(La Porte County, IN) - If signed by the governor, legislation not requiring a gun permit will increase violent crime in the state predicts La Porte County Prosecutor John Lake predicts.
The proposed legislation, Indiana House Bill 1296, will allow most anyone 18 and over to carry a firearm without a permit. The bill is currently on the desk of Governor Eric Holcomb, awaiting his signature of approval or veto. Unfortunately, the governor has not indicated whether he will sign that bill.
Lake said he's all in favor of gun rights but not requiring a permit will allow more guns to stay in the hands of people who shouldn't have a firearm. For example, an officer who sees a gun during a traffic stop will no longer be able to check to see if the gun is registered. Currently, a gun without a permit is confiscated, and the violator is charged, providing a helpful tool for local law enforcement to keep guns out of the hands of the wrong people.
If the governor signs the measure, Lake said people will die from a gun in the hands of someone whose permit status could not be checked.
"It's going to come up. A police officer pulls somebody over. They're speeding. He sees they have a gun. That person goes along their way and goes and kills somebody with a gun. Those are things I think about," Lake said.
Convicted felons and people with a dangerous mental illness would still be prohibited from carrying handguns. Approval by the legislature came despite law enforcement being strongly against the measure, including LaPorte County Sheriff John Boyd. Boyd has mentioned that some people unallowed to have guns aren't aware until they apply for the permit.
During the testimony of the bill, Indiana State Police Superintendent Douglas Carter blamed outside anti-law enforcement political groups for influencing legislator decisions. Carter testified:

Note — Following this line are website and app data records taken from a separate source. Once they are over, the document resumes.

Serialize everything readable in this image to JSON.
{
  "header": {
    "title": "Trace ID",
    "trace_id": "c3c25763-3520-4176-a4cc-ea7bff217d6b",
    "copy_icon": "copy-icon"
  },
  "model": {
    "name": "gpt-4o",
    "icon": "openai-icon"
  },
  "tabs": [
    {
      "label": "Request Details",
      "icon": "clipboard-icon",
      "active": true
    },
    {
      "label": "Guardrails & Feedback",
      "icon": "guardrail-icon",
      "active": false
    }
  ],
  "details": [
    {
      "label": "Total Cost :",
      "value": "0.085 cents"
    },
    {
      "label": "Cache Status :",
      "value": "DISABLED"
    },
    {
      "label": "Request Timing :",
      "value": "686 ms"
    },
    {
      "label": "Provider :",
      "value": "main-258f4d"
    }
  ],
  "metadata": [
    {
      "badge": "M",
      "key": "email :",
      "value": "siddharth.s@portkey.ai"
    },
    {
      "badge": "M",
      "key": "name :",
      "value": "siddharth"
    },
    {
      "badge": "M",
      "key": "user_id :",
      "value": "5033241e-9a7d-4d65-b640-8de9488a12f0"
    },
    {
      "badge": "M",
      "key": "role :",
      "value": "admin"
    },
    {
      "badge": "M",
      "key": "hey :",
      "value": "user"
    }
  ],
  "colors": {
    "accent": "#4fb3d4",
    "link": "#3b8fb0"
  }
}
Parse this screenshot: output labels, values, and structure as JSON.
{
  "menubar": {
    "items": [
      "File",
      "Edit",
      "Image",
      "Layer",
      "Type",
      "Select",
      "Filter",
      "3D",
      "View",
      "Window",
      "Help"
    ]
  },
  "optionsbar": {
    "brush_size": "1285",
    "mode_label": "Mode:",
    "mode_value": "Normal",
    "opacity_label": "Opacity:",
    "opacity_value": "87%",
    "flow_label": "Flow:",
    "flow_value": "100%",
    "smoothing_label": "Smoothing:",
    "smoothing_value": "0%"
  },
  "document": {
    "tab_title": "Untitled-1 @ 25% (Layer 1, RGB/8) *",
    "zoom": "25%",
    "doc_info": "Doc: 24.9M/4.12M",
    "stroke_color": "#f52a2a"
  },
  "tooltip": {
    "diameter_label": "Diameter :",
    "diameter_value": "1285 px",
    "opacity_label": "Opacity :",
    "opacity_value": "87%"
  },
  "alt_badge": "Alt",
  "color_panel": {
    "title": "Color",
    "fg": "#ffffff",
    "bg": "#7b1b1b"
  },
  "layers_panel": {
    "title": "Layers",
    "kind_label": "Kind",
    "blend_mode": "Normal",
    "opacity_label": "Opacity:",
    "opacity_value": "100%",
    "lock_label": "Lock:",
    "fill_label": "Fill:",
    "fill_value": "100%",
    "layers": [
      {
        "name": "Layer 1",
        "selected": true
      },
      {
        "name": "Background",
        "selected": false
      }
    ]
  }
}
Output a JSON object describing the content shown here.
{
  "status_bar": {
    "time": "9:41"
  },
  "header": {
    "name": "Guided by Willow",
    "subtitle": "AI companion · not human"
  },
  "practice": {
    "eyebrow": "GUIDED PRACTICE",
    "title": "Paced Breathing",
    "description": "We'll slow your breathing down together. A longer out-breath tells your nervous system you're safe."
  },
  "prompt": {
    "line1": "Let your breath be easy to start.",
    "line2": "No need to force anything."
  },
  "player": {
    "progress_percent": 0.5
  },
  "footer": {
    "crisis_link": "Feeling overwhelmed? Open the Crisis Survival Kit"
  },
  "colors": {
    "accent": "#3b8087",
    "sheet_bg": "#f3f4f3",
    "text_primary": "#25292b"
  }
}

“I never remember a time when outside influence of national associations or political posturing became the driving force behind any legislation in our great state until now. I sure hope you choose to show deference to law enforcement professionals that understand the magnitude and the frontline effects of this legislation, rather than the possibility of getting reelected or elected the next primary.”
Locally, State Representative Jim Pressel (R-Rolling Prairie) voted for the bill, while Representatives Pat Boy (D-Michigan City) and Ryan Dvorak (D-South Bend) voted against it. Senators Ed Charbonneau (R-Valparaiso) and Rodney Pol, Jr. (D-Chesterton) voted against it, while Senator Mike Bohacek (R-Michiana Shores) voted for it.